For contractors carrying out PAT testing as part of more general facilities management functions, software programs are available that include the ability to include reports and details of other health and safety related checks on equipment such as emergency lighting, fire alarms and fire extinguishers.
The complementary PATGuard Elite SQL has been developed for networking options enabling more than one user to access the program at the same time.
Manual data entry systems
Because most entry-level PAT testers provide simple pass/fail readings and do not have an internal memory for results storage, complementary software programs at this level permit manual entry of results.
At this level the Seaward PATGuard Elements program has been specifically designed for use with manual PAT testers to enable results to be incorporated into a formal PC–based record keeping system.
The program is intended for use by organisations that perform electrical safety testing and maintain their own records but who require a simplified database system.
Once testing has been undertaken and all data entered, it is also possible to produce special ‘certificates of testing’ that can be displayed in workplaces to highlight the electrical safety measured undertaken.
Direct data download
For those PAT testers equipped with a memory to record results, basic software packages are also available that enable the direct download of test results into database systems.
One of the most important considerations for users of PAT testers incorporating an internal memory is the compatibility between the test instrument and the PC program.
PATGuard Lite is an excellent entry level data download software program for results recording and certificate production.

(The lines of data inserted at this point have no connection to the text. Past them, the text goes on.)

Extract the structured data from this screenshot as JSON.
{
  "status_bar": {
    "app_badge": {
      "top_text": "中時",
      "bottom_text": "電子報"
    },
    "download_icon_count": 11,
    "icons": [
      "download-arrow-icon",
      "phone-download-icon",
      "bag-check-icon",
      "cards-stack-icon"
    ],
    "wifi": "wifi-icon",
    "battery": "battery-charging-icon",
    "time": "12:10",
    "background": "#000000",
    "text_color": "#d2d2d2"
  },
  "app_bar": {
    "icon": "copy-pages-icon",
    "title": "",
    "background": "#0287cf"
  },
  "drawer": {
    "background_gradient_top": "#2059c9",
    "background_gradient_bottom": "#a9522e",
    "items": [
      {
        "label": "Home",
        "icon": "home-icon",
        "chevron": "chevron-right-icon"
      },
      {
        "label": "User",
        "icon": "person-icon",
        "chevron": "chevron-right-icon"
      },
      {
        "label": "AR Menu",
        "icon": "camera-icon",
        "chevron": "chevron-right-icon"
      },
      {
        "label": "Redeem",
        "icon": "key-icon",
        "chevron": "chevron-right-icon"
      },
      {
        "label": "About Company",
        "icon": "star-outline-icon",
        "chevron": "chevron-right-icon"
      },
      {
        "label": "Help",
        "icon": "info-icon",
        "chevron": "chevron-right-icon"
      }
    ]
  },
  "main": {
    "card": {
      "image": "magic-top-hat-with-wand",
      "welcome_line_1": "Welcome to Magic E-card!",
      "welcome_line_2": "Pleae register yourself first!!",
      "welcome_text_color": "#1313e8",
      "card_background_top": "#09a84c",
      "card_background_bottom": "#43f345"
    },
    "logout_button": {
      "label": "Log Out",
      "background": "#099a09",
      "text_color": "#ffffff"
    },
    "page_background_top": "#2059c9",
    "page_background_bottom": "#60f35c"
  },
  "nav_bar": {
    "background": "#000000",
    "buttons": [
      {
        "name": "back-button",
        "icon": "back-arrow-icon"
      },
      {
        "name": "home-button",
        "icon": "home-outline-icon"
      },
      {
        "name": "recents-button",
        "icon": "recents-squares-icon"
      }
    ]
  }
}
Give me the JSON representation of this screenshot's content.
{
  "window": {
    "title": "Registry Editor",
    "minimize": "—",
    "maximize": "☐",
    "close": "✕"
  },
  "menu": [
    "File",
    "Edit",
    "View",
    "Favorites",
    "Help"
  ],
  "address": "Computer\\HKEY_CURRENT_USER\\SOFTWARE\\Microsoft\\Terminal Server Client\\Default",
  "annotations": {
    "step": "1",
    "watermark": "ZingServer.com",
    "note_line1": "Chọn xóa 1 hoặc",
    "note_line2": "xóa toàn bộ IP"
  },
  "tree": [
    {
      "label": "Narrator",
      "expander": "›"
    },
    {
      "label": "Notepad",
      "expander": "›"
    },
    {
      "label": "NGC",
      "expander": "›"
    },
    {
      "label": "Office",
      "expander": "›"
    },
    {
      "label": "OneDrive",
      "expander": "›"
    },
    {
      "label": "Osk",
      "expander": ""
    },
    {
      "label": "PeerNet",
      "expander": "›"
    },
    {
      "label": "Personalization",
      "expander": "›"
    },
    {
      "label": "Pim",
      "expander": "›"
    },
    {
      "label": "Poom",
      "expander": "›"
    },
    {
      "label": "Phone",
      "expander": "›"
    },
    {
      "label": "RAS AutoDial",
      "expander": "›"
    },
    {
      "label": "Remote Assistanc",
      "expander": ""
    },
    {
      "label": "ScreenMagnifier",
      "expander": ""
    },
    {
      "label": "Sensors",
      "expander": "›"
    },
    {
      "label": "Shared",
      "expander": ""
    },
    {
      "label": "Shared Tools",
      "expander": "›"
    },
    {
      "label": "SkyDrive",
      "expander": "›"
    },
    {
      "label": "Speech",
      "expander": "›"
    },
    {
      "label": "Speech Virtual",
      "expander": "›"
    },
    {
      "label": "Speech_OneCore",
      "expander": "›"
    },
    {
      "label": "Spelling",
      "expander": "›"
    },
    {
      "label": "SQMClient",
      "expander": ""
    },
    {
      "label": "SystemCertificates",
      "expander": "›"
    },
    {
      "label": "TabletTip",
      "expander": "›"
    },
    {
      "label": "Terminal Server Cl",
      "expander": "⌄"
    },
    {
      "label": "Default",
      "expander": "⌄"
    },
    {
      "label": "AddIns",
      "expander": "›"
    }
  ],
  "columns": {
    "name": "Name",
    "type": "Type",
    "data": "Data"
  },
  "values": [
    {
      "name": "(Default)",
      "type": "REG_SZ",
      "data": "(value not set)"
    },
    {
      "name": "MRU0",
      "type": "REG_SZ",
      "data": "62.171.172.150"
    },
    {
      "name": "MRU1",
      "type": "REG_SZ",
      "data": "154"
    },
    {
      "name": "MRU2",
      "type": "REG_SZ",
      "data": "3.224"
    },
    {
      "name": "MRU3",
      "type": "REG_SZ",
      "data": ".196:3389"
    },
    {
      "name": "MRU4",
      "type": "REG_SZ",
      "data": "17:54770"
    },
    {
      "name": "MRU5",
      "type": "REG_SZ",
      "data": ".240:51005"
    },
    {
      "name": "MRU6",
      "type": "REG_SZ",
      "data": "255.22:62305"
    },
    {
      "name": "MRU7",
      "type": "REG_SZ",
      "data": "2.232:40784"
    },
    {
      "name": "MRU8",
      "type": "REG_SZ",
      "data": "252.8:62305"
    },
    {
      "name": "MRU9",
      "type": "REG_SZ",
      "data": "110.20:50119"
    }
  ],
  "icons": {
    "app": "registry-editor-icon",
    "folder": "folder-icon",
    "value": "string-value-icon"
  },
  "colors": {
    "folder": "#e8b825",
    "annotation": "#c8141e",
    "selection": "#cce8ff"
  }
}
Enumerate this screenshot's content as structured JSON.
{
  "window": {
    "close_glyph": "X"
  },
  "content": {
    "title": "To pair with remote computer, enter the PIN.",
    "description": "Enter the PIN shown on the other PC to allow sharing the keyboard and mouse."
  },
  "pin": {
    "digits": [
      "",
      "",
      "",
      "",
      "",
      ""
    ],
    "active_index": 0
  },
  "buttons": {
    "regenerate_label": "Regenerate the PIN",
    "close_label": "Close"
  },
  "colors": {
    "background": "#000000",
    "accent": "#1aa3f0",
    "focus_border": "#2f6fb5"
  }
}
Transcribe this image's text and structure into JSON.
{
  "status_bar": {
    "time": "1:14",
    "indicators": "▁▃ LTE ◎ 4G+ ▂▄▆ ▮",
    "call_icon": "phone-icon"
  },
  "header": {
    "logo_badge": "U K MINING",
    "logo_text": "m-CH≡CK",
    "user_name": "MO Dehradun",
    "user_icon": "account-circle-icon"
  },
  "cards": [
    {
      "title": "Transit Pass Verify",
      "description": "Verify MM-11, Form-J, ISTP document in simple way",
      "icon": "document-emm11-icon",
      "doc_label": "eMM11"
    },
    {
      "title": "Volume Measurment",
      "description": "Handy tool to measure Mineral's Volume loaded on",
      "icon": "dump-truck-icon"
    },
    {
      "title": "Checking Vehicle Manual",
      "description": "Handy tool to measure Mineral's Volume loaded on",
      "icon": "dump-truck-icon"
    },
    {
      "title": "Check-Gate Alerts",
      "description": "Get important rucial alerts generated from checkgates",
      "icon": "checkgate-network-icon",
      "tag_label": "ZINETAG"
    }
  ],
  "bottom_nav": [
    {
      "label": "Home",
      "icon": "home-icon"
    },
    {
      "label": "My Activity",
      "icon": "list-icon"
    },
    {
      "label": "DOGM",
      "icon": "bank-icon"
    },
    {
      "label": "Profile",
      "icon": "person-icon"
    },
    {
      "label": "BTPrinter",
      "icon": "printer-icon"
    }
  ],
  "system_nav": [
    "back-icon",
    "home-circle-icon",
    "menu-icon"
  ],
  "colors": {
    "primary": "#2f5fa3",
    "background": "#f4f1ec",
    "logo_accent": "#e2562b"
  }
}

The PATGuard Pro program is more sophisticated and enables the capture of much more test information from the tester and can store more data on the appliance’s test history.
In addition some these two different level programs also allow different reporting options including the presentation of test histories for individual appliances for comparison or trend analysis purposes.
At all levels PATGuard record keeping programs provide real practical benefits – reducing costs, increasing productivity and providing a truly professional approach to test data management that can only help in the long term development of effective electrical safety records.
A national newspaper recently reported how having a pair of plastic shoes saved a three-year old boy from an electric shock.
The three year old was with his mother on a visit to a leisure centre near their home in South Ockendon, Essex, when a faulty hairdryer in a swimming pool changing room caused the boy to receive a massive electric shock.
Fortunately the little boy was wearing Croc plastic shoes, and although he suffered damage to his clothing and a small exit burn, medics believe the footwear acted as insulators by stopping the electricity passing into the ground.
A spokesperson for the leisure centre said that all electrical equipment is inspected regularly and there did not appear to be any damage on the unit on the day.
A safety inquiry is being carried out by Thurrock Council.